Stored data entries

● ● ●

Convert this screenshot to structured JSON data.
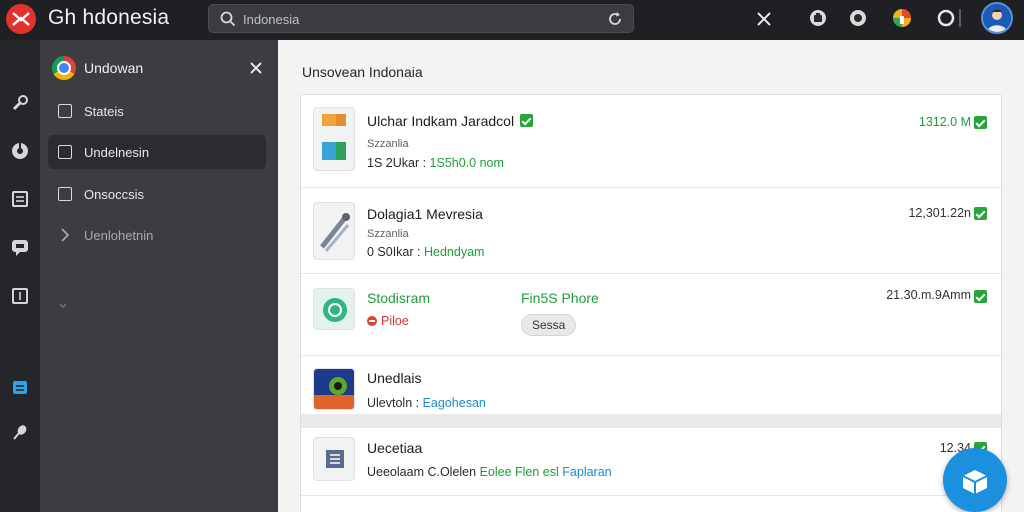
{
  "app": {
    "title": "Gh hdonesia"
  },
  "search": {
    "value": "Indonesia",
    "placeholder": ""
  },
  "sidebar": {
    "header": "Undowan",
    "items": [
      {
        "label": "Stateis"
      },
      {
        "label": "Undelnesin"
      },
      {
        "label": "Onsoccsis"
      },
      {
        "label": "Uenlohetnin"
      }
    ]
  },
  "main": {
    "title": "Unsovean Indonaia",
    "rows": [
      {
        "name": "Ulchar Indkam Jaradcol",
        "sub": "Szzanlia",
        "meta_a": "1S 2Ukar :",
        "meta_b": "1S5h0.0 nom",
        "size": "1312.0 M"
      },
      {
        "name": "Dolagia1 Mevresia",
        "sub": "Szzanlia",
        "meta_a": "0 S0Ikar :",
        "meta_b": "Hedndyam",
        "size": "12,301.22n"
      },
      {
        "name": "Stodisram",
        "status": "Piloe",
        "mid": "Fin5S Phore",
        "button": "Sessa",
        "size": "21.30.m.9Amm"
      },
      {
        "name": "Unedlais",
        "meta_a": "Ulevtoln :",
        "meta_b": "Eagohesan"
      },
      {
        "name": "Uecetiaa",
        "meta_a": "Ueeolaam C.Olelen",
        "meta_b": "Eolee Flen esl",
        "meta_c": "Faplaran",
        "size": "12.34"
      }
    ]
  },
  "colors": {
    "accent": "#1c8fde",
    "success": "#27a53a",
    "danger": "#e0432c",
    "brand": "#e2322d"
  }
}
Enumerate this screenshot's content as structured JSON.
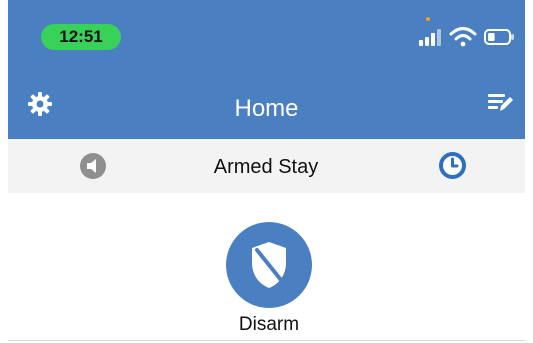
{
  "status_bar": {
    "time": "12:51",
    "signal_icon": "cellular-signal-icon",
    "wifi_icon": "wifi-icon",
    "battery_icon": "battery-icon",
    "battery_level": 0.35,
    "indicator_color": "#ff9d1f"
  },
  "header": {
    "title": "Home",
    "left_icon": "gear-icon",
    "right_icon": "edit-list-icon",
    "background": "#4a7fc1"
  },
  "armed_bar": {
    "left_icon": "speaker-icon",
    "status": "Armed Stay",
    "right_icon": "clock-icon",
    "background": "#f3f3f3"
  },
  "disarm": {
    "icon": "shield-icon",
    "label": "Disarm",
    "color": "#4a7fc1"
  },
  "colors": {
    "time_pill": "#38d15a",
    "accent": "#4a7fc1"
  }
}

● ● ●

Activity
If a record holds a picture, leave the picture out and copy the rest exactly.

Reply
Convert this screenshot to structured JSON data.
{
  "app": {
    "title": "Gh hdonesia"
  },
  "search": {
    "value": "Indonesia",
    "placeholder": ""
  },
  "sidebar": {
    "header": "Undowan",
    "items": [
      {
        "label": "Stateis"
      },
      {
        "label": "Undelnesin"
      },
      {
        "label": "Onsoccsis"
      },
      {
        "label": "Uenlohetnin"
      }
    ]
  },
  "main": {
    "title": "Unsovean Indonaia",
    "rows": [
      {
        "name": "Ulchar Indkam Jaradcol",
        "sub": "Szzanlia",
        "meta_a": "1S 2Ukar :",
        "meta_b": "1S5h0.0 nom",
        "size": "1312.0 M"
      },
      {
        "name": "Dolagia1 Mevresia",
        "sub": "Szzanlia",
        "meta_a": "0 S0Ikar :",
        "meta_b": "Hedndyam",
        "size": "12,301.22n"
      },
      {
        "name": "Stodisram",
        "status": "Piloe",
        "mid": "Fin5S Phore",
        "button": "Sessa",
        "size": "21.30.m.9Amm"
      },
      {
        "name": "Unedlais",
        "meta_a": "Ulevtoln :",
        "meta_b": "Eagohesan"
      },
      {
        "name": "Uecetiaa",
        "meta_a": "Ueeolaam C.Olelen",
        "meta_b": "Eolee Flen esl",
        "meta_c": "Faplaran",
        "size": "12.34"
      }
    ]
  },
  "colors": {
    "accent": "#1c8fde",
    "success": "#27a53a",
    "danger": "#e0432c",
    "brand": "#e2322d"
  }
}
Enumerate this screenshot's content as structured JSON.
{
  "status_bar": {
    "time": "12:51",
    "signal_icon": "cellular-signal-icon",
    "wifi_icon": "wifi-icon",
    "battery_icon": "battery-icon",
    "battery_level": 0.35,
    "indicator_color": "#ff9d1f"
  },
  "header": {
    "title": "Home",
    "left_icon": "gear-icon",
    "right_icon": "edit-list-icon",
    "background": "#4a7fc1"
  },
  "armed_bar": {
    "left_icon": "speaker-icon",
    "status": "Armed Stay",
    "right_icon": "clock-icon",
    "background": "#f3f3f3"
  },
  "disarm": {
    "icon": "shield-icon",
    "label": "Disarm",
    "color": "#4a7fc1"
  },
  "colors": {
    "time_pill": "#38d15a",
    "accent": "#4a7fc1"
  }
}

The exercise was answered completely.